Walking out of the station alongside the railway line leads to an old Newcomen beam-engine, the only one remaining in the world still situated in its original location. Sadly, I couldn’t find a composition of this that I liked either and so, instead, took this photo of a nearby footpath leading up the hill towards Wentworth.
After this, I walked back into the heritage centre area proper and took the next three photographs. Most of the buildings are now given over t shops and other commercial enterprises (there’s a large children’s play area in the main building – again, we used to take our kids there sometimes when they were younger), and one of them is a large antiques shop. I spent most of my time in here to be honest, and it’s a lovely Aladdin’s Cave of a place. They had a few old film cameras for sale, but I resisted the urge to buy any! It was upon leaving this place that I realised my phone battery had decided to kill itself and was now bereft of any power, leaving me with no way to meter my shots other than Sunny 16 estimation. Luckily, the day was now quite bright and I managed to get my estimations close to the mark and all the remaining shots were well exposed. I’ve decided to buy a dedicated meter though so this doesn’t happen again. Back to the shots, and I’m in awe at the saturated colours that can be seen in the phone box shot (this was the first roll of Ektar I’ve shot), but the long shot of the foundry building and chimney is the best of the three, I think.

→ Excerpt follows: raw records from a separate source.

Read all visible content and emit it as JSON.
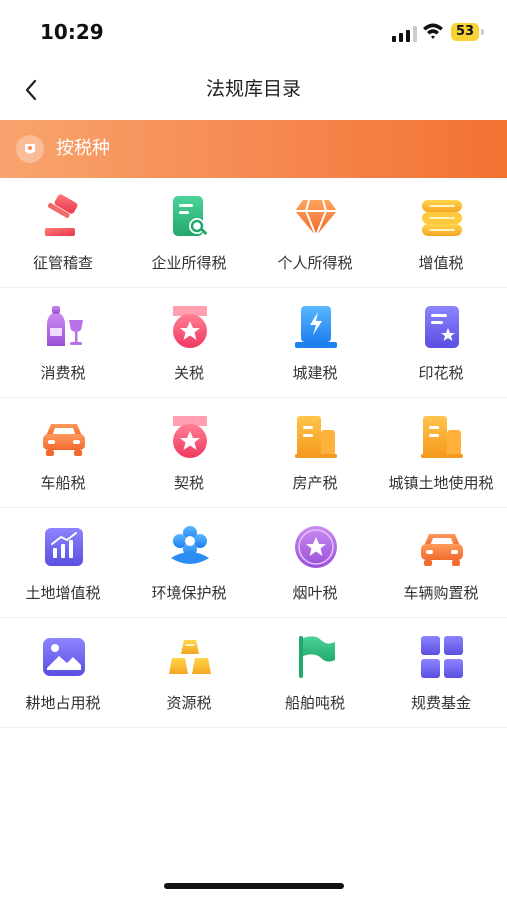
{
  "status": {
    "time": "10:29",
    "battery": "53"
  },
  "nav": {
    "title": "法规库目录"
  },
  "banner": {
    "label": "按税种"
  },
  "grid": {
    "items": [
      {
        "label": "征管稽查",
        "icon": "gavel-icon"
      },
      {
        "label": "企业所得税",
        "icon": "document-search-icon"
      },
      {
        "label": "个人所得税",
        "icon": "diamond-icon"
      },
      {
        "label": "增值税",
        "icon": "coin-stack-icon"
      },
      {
        "label": "消费税",
        "icon": "wine-bottle-icon"
      },
      {
        "label": "关税",
        "icon": "medal-icon"
      },
      {
        "label": "城建税",
        "icon": "building-lightning-icon"
      },
      {
        "label": "印花税",
        "icon": "stamp-document-icon"
      },
      {
        "label": "车船税",
        "icon": "car-icon"
      },
      {
        "label": "契税",
        "icon": "medal-icon"
      },
      {
        "label": "房产税",
        "icon": "buildings-icon"
      },
      {
        "label": "城镇土地使用税",
        "icon": "buildings-icon"
      },
      {
        "label": "土地增值税",
        "icon": "bar-chart-icon"
      },
      {
        "label": "环境保护税",
        "icon": "flower-icon"
      },
      {
        "label": "烟叶税",
        "icon": "star-circle-icon"
      },
      {
        "label": "车辆购置税",
        "icon": "car-icon"
      },
      {
        "label": "耕地占用税",
        "icon": "landscape-icon"
      },
      {
        "label": "资源税",
        "icon": "gold-bars-icon"
      },
      {
        "label": "船舶吨税",
        "icon": "flag-icon"
      },
      {
        "label": "规费基金",
        "icon": "grid-icon"
      }
    ]
  },
  "colors": {
    "banner_start": "#f8a46e",
    "banner_end": "#f27232",
    "text": "#333333"
  }
}
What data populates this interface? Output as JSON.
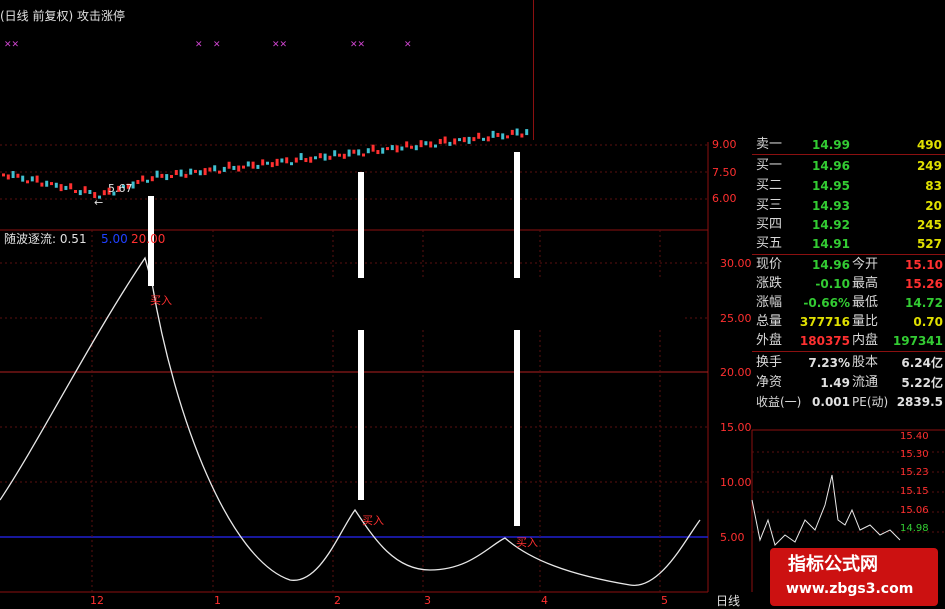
{
  "header": {
    "title": "(日线 前复权) 攻击涨停"
  },
  "price_axis": [
    "9.00",
    "7.50",
    "6.00"
  ],
  "indicator": {
    "name": "随波逐流: 0.51",
    "param1": "5.00",
    "param2": "20.00",
    "axis": [
      "30.00",
      "25.00",
      "20.00",
      "15.00",
      "10.00",
      "5.00"
    ],
    "buy_label": "买入"
  },
  "price_annotation": "5.67",
  "date_axis": [
    "12",
    "1",
    "2",
    "3",
    "4",
    "5"
  ],
  "period_label": "日线",
  "quote": {
    "sell": [
      {
        "label": "卖一",
        "price": "14.99",
        "vol": "490"
      }
    ],
    "buy": [
      {
        "label": "买一",
        "price": "14.96",
        "vol": "249"
      },
      {
        "label": "买二",
        "price": "14.95",
        "vol": "83"
      },
      {
        "label": "买三",
        "price": "14.93",
        "vol": "20"
      },
      {
        "label": "买四",
        "price": "14.92",
        "vol": "245"
      },
      {
        "label": "买五",
        "price": "14.91",
        "vol": "527"
      }
    ],
    "stats": [
      {
        "l1": "现价",
        "v1": "14.96",
        "l2": "今开",
        "v2": "15.10"
      },
      {
        "l1": "涨跌",
        "v1": "-0.10",
        "l2": "最高",
        "v2": "15.26"
      },
      {
        "l1": "涨幅",
        "v1": "-0.66%",
        "l2": "最低",
        "v2": "14.72"
      },
      {
        "l1": "总量",
        "v1": "377716",
        "l2": "量比",
        "v2": "0.70"
      },
      {
        "l1": "外盘",
        "v1": "180375",
        "l2": "内盘",
        "v2": "197341"
      },
      {
        "l1": "换手",
        "v1": "7.23%",
        "l2": "股本",
        "v2": "6.24亿"
      },
      {
        "l1": "净资",
        "v1": "1.49",
        "l2": "流通",
        "v2": "5.22亿"
      },
      {
        "l1": "收益(一)",
        "v1": "0.001",
        "l2": "PE(动)",
        "v2": "2839.5"
      }
    ]
  },
  "mini_axis": [
    "15.40",
    "15.30",
    "15.23",
    "15.15",
    "15.06",
    "14.98"
  ],
  "watermark": {
    "line1": "指标公式网",
    "line2": "www.zbgs3.com"
  }
}
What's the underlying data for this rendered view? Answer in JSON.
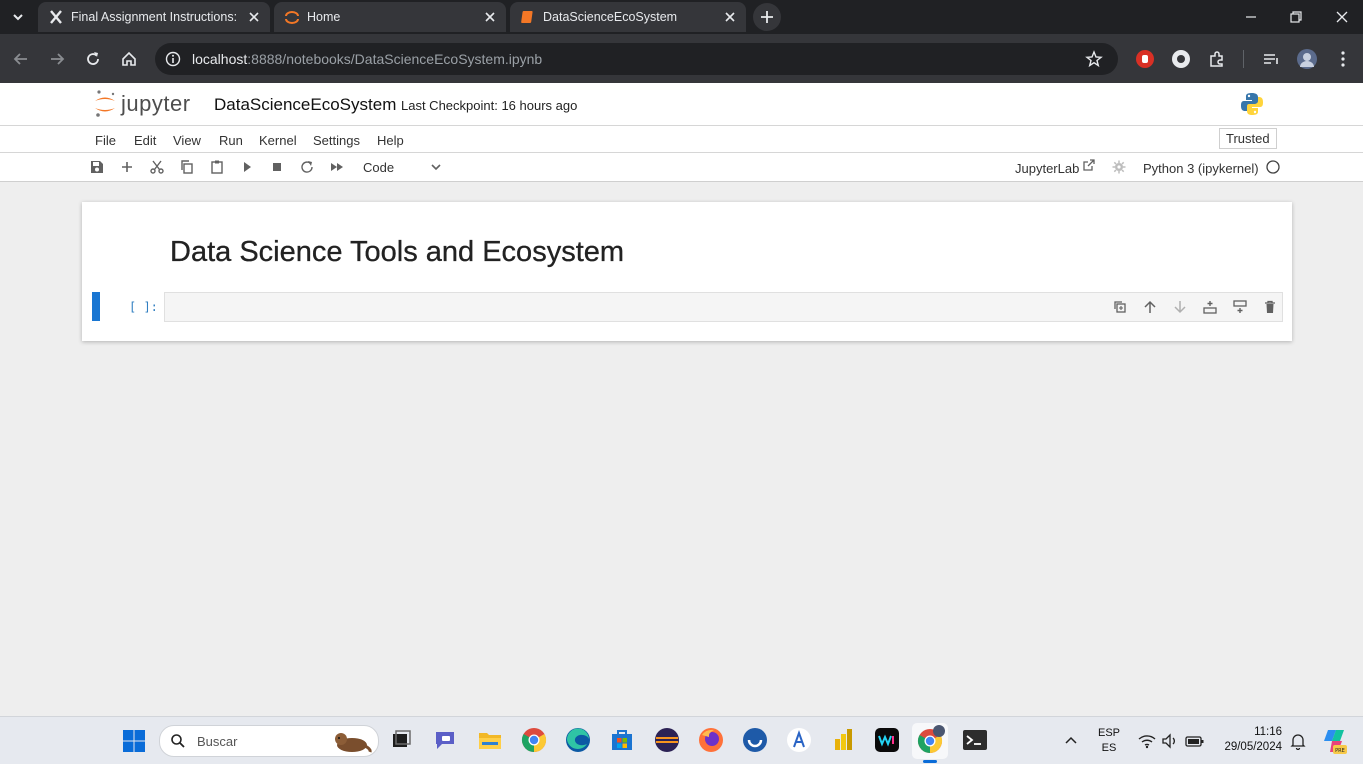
{
  "browser": {
    "tabs": [
      {
        "title": "Final Assignment Instructions: C"
      },
      {
        "title": "Home"
      },
      {
        "title": "DataScienceEcoSystem"
      }
    ],
    "address": {
      "host": "localhost",
      "path": ":8888/notebooks/DataScienceEcoSystem.ipynb"
    }
  },
  "jupyter": {
    "logo_text": "jupyter",
    "notebook_name": "DataScienceEcoSystem",
    "checkpoint": "Last Checkpoint: 16 hours ago",
    "trusted": "Trusted",
    "menu": [
      "File",
      "Edit",
      "View",
      "Run",
      "Kernel",
      "Settings",
      "Help"
    ],
    "cell_type": "Code",
    "jupyterlab_link": "JupyterLab",
    "kernel_name": "Python 3 (ipykernel)"
  },
  "notebook": {
    "heading": "Data Science Tools and Ecosystem",
    "prompt": "[ ]:"
  },
  "taskbar": {
    "search_placeholder": "Buscar",
    "lang_top": "ESP",
    "lang_bottom": "ES",
    "time": "11:16",
    "date": "29/05/2024"
  },
  "colors": {
    "jupyter_orange": "#f37726",
    "active_cell": "#1976d2"
  }
}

The final shot of the roll was taken as I walked past a pub on the way back to the car. I like the juxtaposition of the sign, flowers, and beer barrels, but I’m not really happy with the shot. The sun was glancing into the viewfinder of the camera and it was difficult to focus and compose the shot, so I didn’t really get what I’d wanted. Anyway, here you go, warts and all…